------ Records for processing ------
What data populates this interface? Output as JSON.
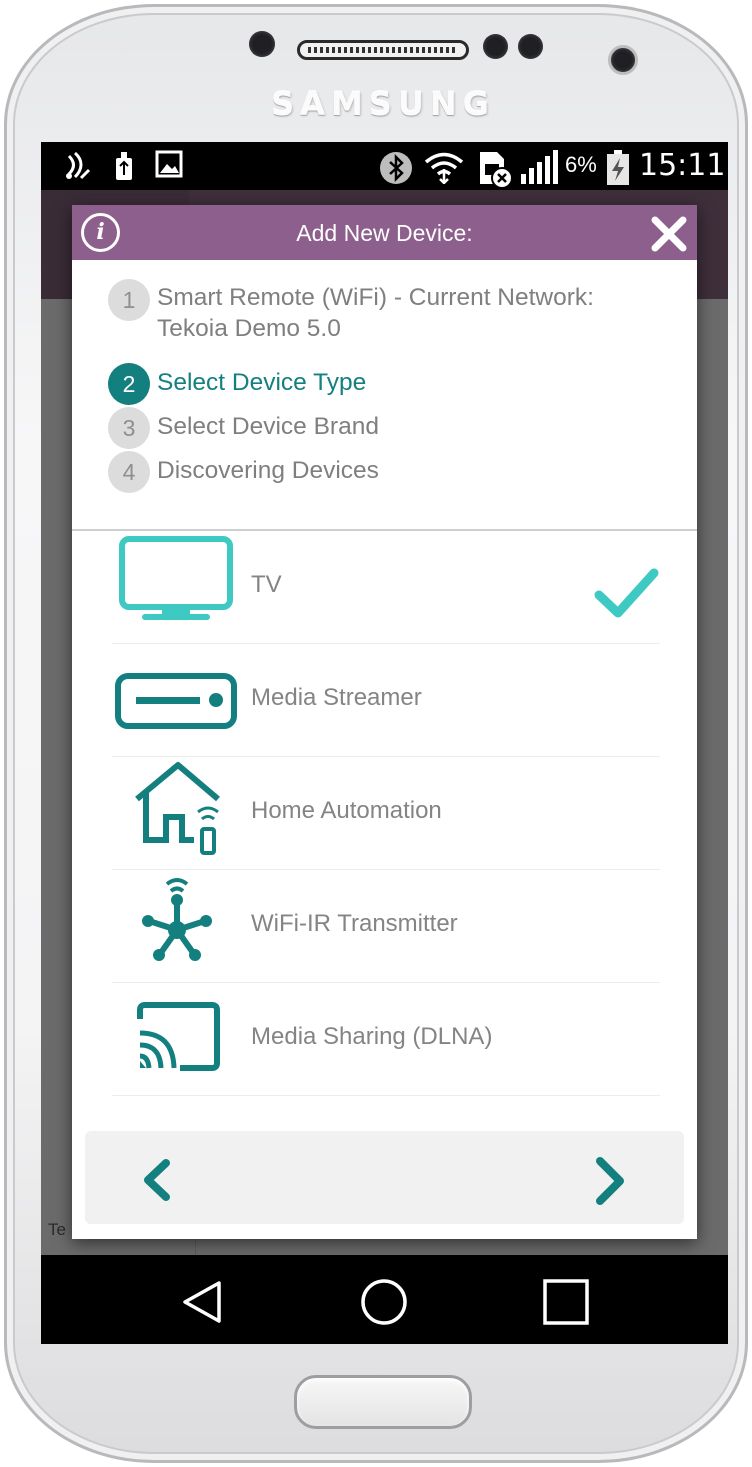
{
  "device_brand": "SAMSUNG",
  "status_bar": {
    "battery_percent": "6%",
    "time": "15:11",
    "icons": [
      "nfc-icon",
      "usb-debug-icon",
      "image-icon",
      "bluetooth-icon",
      "wifi-icon",
      "sim-error-icon",
      "signal-icon",
      "battery-charging-icon"
    ]
  },
  "dialog": {
    "title": "Add New Device:",
    "steps": [
      {
        "number": "1",
        "label": "Smart Remote (WiFi) - Current Network: Tekoia Demo 5.0",
        "state": "done"
      },
      {
        "number": "2",
        "label": "Select Device Type",
        "state": "active"
      },
      {
        "number": "3",
        "label": "Select Device Brand",
        "state": "pending"
      },
      {
        "number": "4",
        "label": "Discovering Devices",
        "state": "pending"
      }
    ],
    "device_types": [
      {
        "label": "TV",
        "icon": "tv-icon",
        "selected": true
      },
      {
        "label": "Media Streamer",
        "icon": "media-streamer-icon",
        "selected": false
      },
      {
        "label": "Home Automation",
        "icon": "home-automation-icon",
        "selected": false
      },
      {
        "label": "WiFi-IR Transmitter",
        "icon": "wifi-ir-transmitter-icon",
        "selected": false
      },
      {
        "label": "Media Sharing (DLNA)",
        "icon": "cast-icon",
        "selected": false
      }
    ]
  },
  "background": {
    "peek_text": "Te"
  },
  "colors": {
    "header": "#8c5f8c",
    "teal": "#13807f",
    "tv_accent": "#3ec9c3",
    "text_gray": "#848484"
  }
}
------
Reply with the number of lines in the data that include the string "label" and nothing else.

9